**PROMPT**
From the entries, copy each line that includes "true".

┄┄┄┄┄┄┄┄┄┄┄┄┄┄┄┄┄┄┄┄

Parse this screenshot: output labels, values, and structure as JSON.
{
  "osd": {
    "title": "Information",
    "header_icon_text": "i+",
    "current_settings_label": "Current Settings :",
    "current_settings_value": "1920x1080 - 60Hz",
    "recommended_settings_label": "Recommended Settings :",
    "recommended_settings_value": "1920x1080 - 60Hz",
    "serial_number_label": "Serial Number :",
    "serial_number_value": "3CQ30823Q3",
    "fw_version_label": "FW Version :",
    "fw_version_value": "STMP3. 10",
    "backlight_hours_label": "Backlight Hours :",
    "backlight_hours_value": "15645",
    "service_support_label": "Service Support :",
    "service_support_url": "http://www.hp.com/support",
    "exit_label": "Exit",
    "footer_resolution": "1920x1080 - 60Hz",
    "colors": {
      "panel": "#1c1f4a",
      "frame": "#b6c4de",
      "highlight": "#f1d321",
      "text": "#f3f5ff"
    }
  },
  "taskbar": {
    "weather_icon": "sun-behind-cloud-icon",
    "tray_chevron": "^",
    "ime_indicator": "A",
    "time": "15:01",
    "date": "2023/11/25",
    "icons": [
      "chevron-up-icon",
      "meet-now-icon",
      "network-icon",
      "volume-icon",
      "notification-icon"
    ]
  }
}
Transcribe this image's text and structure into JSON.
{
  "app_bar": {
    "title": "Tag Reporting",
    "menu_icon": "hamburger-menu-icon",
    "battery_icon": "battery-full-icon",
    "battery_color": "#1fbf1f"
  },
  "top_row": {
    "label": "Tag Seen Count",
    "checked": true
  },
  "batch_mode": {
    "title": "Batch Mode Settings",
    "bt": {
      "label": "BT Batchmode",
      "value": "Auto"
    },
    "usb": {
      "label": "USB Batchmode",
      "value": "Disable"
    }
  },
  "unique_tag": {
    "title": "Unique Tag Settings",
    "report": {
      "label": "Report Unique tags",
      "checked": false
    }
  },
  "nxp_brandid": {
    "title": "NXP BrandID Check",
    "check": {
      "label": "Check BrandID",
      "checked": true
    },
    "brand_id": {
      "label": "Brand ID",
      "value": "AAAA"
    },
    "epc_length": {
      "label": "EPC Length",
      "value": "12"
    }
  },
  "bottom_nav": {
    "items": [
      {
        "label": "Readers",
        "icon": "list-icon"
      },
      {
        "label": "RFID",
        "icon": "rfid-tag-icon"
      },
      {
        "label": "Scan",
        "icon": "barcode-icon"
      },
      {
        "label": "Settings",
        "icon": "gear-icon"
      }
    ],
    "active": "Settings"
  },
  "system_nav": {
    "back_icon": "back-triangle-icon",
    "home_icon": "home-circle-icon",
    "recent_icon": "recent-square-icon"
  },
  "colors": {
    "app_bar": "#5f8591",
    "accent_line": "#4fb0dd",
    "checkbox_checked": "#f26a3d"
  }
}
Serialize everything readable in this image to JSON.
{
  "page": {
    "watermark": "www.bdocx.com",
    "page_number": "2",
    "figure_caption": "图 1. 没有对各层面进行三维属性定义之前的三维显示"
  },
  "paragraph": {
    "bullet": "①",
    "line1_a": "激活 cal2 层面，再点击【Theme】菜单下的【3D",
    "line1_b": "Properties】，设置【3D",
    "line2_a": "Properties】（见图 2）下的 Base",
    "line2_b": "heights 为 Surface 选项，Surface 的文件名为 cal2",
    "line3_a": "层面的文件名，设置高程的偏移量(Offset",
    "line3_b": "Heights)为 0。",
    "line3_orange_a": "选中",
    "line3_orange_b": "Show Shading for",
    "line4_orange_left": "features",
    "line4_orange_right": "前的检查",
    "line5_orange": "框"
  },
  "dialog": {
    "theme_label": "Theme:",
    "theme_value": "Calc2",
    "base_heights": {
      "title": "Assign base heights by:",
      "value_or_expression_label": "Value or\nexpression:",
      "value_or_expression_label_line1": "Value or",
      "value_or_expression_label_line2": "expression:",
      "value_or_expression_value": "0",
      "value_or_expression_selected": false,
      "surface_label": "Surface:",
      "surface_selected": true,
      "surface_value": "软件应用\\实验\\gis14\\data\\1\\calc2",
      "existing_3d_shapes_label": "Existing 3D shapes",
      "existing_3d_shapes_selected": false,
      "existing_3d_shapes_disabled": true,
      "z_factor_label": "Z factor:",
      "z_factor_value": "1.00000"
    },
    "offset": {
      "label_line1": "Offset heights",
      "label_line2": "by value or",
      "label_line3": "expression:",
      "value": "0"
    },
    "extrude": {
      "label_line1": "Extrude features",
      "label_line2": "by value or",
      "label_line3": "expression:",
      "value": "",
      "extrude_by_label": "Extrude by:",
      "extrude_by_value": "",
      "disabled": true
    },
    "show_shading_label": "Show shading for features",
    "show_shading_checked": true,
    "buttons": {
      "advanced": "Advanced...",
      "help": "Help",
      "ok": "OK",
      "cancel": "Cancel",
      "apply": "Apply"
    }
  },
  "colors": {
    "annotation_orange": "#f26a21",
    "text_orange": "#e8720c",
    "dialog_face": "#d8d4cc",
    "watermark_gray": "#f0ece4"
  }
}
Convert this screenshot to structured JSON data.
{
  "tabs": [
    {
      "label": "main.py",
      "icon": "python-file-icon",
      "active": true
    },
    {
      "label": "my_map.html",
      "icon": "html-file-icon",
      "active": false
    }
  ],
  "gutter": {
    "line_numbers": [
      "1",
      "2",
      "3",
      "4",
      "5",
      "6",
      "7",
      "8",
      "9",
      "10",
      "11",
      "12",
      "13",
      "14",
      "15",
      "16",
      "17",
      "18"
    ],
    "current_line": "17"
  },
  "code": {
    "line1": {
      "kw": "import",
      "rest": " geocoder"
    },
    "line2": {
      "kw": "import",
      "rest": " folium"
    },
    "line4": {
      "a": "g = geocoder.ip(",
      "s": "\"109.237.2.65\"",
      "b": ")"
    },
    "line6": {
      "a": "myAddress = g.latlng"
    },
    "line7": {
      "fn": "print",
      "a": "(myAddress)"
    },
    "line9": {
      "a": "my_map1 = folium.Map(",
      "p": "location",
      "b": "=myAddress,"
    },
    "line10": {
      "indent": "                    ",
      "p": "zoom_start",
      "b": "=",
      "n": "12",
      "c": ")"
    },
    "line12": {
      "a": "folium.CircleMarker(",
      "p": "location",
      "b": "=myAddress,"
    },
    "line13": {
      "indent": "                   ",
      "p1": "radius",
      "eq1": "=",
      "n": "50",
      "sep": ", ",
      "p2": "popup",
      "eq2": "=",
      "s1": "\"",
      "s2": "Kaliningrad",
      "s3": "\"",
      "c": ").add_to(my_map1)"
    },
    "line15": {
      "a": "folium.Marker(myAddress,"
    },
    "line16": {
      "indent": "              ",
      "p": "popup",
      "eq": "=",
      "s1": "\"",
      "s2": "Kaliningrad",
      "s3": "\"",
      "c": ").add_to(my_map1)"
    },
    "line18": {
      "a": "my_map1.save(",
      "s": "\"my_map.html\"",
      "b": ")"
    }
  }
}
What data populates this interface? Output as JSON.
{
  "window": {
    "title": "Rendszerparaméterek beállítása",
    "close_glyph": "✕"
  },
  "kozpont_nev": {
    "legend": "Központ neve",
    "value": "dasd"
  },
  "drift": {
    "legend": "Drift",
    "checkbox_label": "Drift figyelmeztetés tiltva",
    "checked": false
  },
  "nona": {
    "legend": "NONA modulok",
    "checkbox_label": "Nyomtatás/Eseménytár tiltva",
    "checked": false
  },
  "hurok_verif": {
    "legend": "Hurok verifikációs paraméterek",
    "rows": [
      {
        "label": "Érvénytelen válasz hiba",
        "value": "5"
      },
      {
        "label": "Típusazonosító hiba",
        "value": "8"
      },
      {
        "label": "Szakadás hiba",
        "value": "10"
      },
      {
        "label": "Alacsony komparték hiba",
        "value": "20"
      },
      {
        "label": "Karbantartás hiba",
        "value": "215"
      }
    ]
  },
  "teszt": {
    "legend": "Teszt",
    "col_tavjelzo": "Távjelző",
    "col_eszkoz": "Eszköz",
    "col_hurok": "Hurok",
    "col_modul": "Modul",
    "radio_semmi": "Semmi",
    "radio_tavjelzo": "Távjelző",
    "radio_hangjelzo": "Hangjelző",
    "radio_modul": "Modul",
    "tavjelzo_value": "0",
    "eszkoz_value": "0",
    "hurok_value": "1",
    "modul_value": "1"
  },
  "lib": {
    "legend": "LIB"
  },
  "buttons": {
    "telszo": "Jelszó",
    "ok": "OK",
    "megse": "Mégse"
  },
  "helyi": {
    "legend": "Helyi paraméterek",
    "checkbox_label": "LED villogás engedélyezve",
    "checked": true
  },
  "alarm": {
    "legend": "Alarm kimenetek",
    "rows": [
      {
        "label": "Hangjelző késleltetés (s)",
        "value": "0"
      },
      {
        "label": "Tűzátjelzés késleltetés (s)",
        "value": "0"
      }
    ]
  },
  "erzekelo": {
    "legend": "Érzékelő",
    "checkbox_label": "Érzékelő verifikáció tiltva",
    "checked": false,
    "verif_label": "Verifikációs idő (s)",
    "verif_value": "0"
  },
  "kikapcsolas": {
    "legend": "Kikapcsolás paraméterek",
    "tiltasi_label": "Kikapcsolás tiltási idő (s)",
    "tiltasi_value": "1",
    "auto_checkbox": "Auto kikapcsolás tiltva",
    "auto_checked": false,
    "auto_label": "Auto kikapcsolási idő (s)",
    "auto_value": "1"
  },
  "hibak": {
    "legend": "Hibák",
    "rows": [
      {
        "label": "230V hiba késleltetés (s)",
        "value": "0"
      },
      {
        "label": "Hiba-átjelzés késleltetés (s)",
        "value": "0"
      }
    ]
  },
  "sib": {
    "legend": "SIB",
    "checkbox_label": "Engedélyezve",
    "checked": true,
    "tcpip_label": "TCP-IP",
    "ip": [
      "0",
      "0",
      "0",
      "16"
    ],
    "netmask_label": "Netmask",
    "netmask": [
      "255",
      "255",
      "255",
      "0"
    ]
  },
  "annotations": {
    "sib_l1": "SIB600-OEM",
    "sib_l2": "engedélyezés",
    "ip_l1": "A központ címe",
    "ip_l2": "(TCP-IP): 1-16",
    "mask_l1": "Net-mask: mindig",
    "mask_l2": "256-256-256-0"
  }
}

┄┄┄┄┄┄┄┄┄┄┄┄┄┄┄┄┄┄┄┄

**WRITTEN ANSWER**
    "checked": true
      "checked": true
      "surface_selected": true,
      "existing_3d_shapes_disabled": true,
      "disabled": true
    "show_shading_checked": true,
      "active": true
    "checked": true
    "checked": true,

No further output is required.